Posted on Leave a comment

Battery: “Do’s and Don’ts” other information and associated considerations

Vape Blog on Lithium Ion (Li-ion) and Lithium Polymer (Li Po) type of batteries:

Supplied for information purposes courtesy of: Martin Do Couto at Seriously Solar (Pty) Ltd:

The detail supplied below and associated recommendations are supplied to assist with getting optimal performance out of your Lithium Ion (Li-ion) and Lithium Polymer (Li Po) type batteries. Each type of battery has it’s unique needs that need to be met to obtain reliable service and acceptable battery life. Due to the nature of the specific application I have concentrated specifically on the Lithium Ion (Li-ion) and Lithium Polymer (Li Po) type of battery.

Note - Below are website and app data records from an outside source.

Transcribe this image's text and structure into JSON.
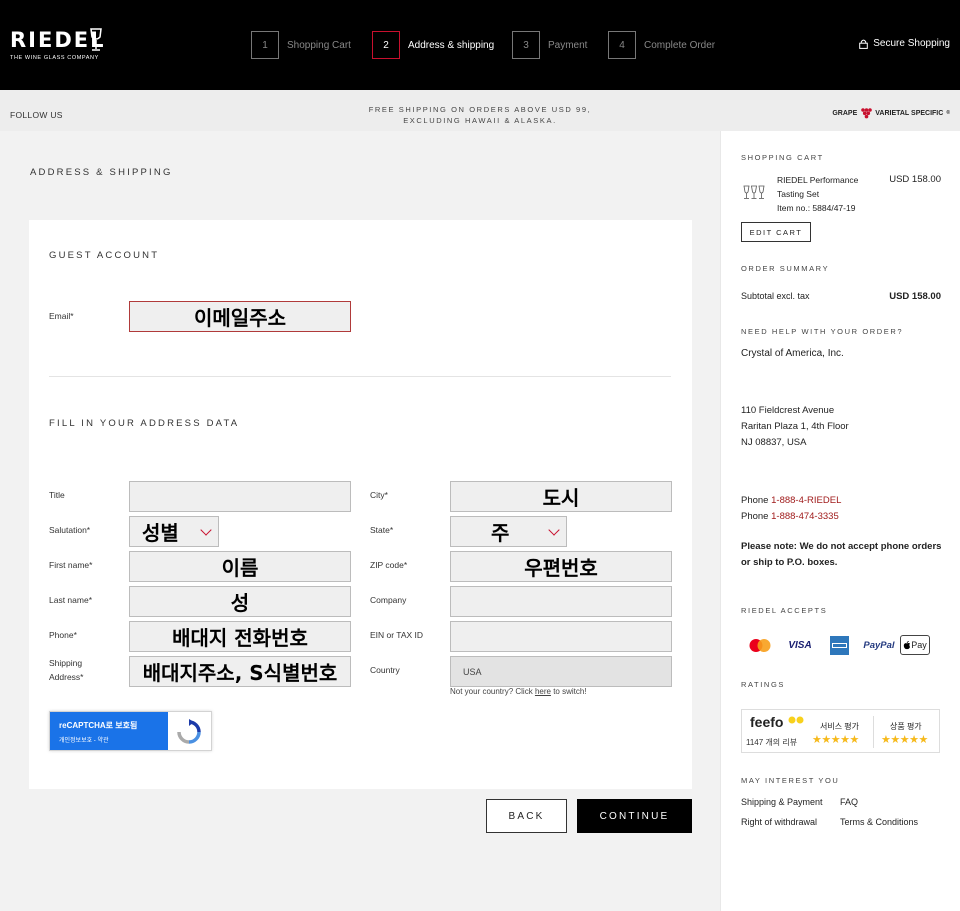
{
  "header": {
    "logo": "RIEDEL",
    "logo_tagline": "THE WINE GLASS COMPANY",
    "steps": [
      {
        "num": "1",
        "label": "Shopping Cart"
      },
      {
        "num": "2",
        "label": "Address & shipping"
      },
      {
        "num": "3",
        "label": "Payment"
      },
      {
        "num": "4",
        "label": "Complete Order"
      }
    ],
    "active_step": 2,
    "secure": "Secure Shopping"
  },
  "strip": {
    "follow": "FOLLOW US",
    "promo": "FREE SHIPPING ON ORDERS ABOVE USD 99, EXCLUDING HAWAII & ALASKA.",
    "grape_left": "GRAPE",
    "grape_right": "VARIETAL SPECIFIC",
    "grape_mark": "®"
  },
  "main": {
    "heading": "ADDRESS & SHIPPING",
    "guest_heading": "GUEST ACCOUNT",
    "email_label": "Email*",
    "email_value": "이메일주소",
    "fill_heading": "FILL IN YOUR ADDRESS DATA",
    "left_fields": [
      {
        "label": "Title",
        "value": ""
      },
      {
        "label": "Salutation*",
        "value": "성별"
      },
      {
        "label": "First name*",
        "value": "이름"
      },
      {
        "label": "Last name*",
        "value": "성"
      },
      {
        "label": "Phone*",
        "value": "배대지 전화번호"
      },
      {
        "label": "Shipping Address*",
        "value": "배대지주소, S식별번호"
      }
    ],
    "right_fields": [
      {
        "label": "City*",
        "value": "도시"
      },
      {
        "label": "State*",
        "value": "주"
      },
      {
        "label": "ZIP code*",
        "value": "우편번호"
      },
      {
        "label": "Company",
        "value": ""
      },
      {
        "label": "EIN or TAX ID",
        "value": ""
      },
      {
        "label": "Country",
        "value": "USA"
      }
    ],
    "switch_text": "Not your country? Click",
    "switch_link": "here",
    "switch_tail": "to switch!",
    "recaptcha_title": "reCAPTCHA로 보호됨",
    "recaptcha_sub": "개인정보보호 - 약관",
    "back": "BACK",
    "continue": "CONTINUE"
  },
  "sidebar": {
    "cart_heading": "SHOPPING CART",
    "item_name": "RIEDEL Performance Tasting Set",
    "item_no": "Item no.: 5884/47-19",
    "item_price": "USD 158.00",
    "edit_cart": "EDIT CART",
    "summary_heading": "ORDER SUMMARY",
    "subtotal_label": "Subtotal excl. tax",
    "subtotal_value": "USD 158.00",
    "help_heading": "NEED HELP WITH YOUR ORDER?",
    "company": "Crystal of America, Inc.",
    "address1": "110 Fieldcrest Avenue",
    "address2": "Raritan Plaza 1, 4th Floor",
    "address3": "NJ 08837, USA",
    "phone_label": "Phone",
    "phone1": "1-888-4-RIEDEL",
    "phone2": "1-888-474-3335",
    "note": "Please note: We do not accept phone orders or ship to P.O. boxes.",
    "accepts_heading": "RIEDEL ACCEPTS",
    "payments": [
      "mastercard",
      "VISA",
      "AMEX",
      "PayPal",
      "Pay"
    ],
    "ratings_heading": "RATINGS",
    "feefo": "feefo",
    "reviews": "1147 개의 리뷰",
    "service_rating": "서비스 평가",
    "product_rating": "상품 평가",
    "service_stars": 5,
    "product_stars": 5,
    "interest_heading": "MAY INTEREST YOU",
    "link1": "Shipping & Payment",
    "link2": "FAQ",
    "link3": "Right of withdrawal",
    "link4": "Terms & Conditions"
  }
}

For the record, there is such a thing as a real lithium-polymer (Li Po) battery, which uses a polymer as the electrolyte in the battery instead of other standard liquid electrolytes, these  Lipolymer batteries offer slightly higher specific energy and can be made thinner than conventional Liion, unfortunately the associated manufacturing costs are reported to be higher by between 10–30 percent.

What about lithium-polymer batteries? The associated enlightening content in “Lithium Polymer vs Lithium-Ion batteries: What’s the deal?” is supplied courtesy of Scott Orgin and his Scottie’s Tech.Info and

Lithium Polymer vs Lithium-Ion batteries: What’s the deal?

This is where it gets interesting. It turns out that what marketing departments are calling “Lithium-polymer batteries” are actually “Lithium-ion polymer” batteries.

What the heck does that mean?

In short, it means that so-called “lithium-polymer” batteries are almost exactly the same as lithium-ion batteries, but they are instead contained in a flexible polymer casing. It’s basically just a repackaged lithium-ion battery but there is another difference according to

Now, you may get longer battery life with your fancy E-Cigarette device with its “fancy” not-lithium-polymer battery, but that’s primarily due to the flexible format and associated designs that allows the manufacturer to stuff more battery cells into the device.

That’s pretty much all there is to it. If you remove the relatively voluminous plastic case with standard lithium-ion cells inside, and you instead stick flat, flexible lithium-ion polymer cells in the same amount of space, you get more power to play with in the same volume – but the basic battery technology itself is the same: lithium-ion. This is what they call “lithium-polymer” these days.

So, if you ever have two choices for purchasing any associated gizmo, and one has a lithium-ion battery and the other has a lithium-polymer, don’t worry: As far as you’re concerned, it’s all the same thing, but in a different package.

Supplied for information purposes courtesy of: Martin Do Couto at Seriously Solar (Pty) Ltd:

Battery: “Do’s and Don’ts” other information and associated considerations

The specific points below summarizes the needs and advises on the recommended proper handling of Li-ion and Li-Po battery types.

Optimal handling will not always be practical in real life. Deviations from the recommended ideal are acceptable but will tend to lower the life expectancy of any battery or battery cluster or bank arrangement to some degree. (With exposure to heat, being the main culprit.)

Lithium Ion  (Li-ion) and Lithium Polymer are typically used in:

E-Cigarette Devices, Cell Phones, Laptops, Video Camera’s etc.

Charging Do’s and Don’ts:

Do: charge this battery often. Batteries last longer with partial rather than full discharges

Don’t: use if pack gets very hot during charge cycle, check charger or device if this occurs

Charging Methods:

Constant Voltage to 4.20V/cell (typical). No trickle-charge when full. Li-ion may remain in the charger (no memory). Battery must remain cool.

No fast charge possible. Rapid Charge = 3 Hours


Avoid full cycle because of wear. 80% depth-of-discharge recommended. Re-charge more often. Avoid Full discharge.

Low voltage may cut off safety circuit.

Servicing Requirements:

No Maintenance needed. Loses capacity due to aging whether used or not.


Store at 40% charge in a cool place. (40% state-of-charge read 3.75-3.80V/cell at open terminal.) Do not store at full charge and at warm temperatures because of accelerated aging.


Should be recycled. Low volume household Li-ion may be disposed.



Leave a Reply

This site uses Akismet to reduce spam. Learn how your comment data is processed.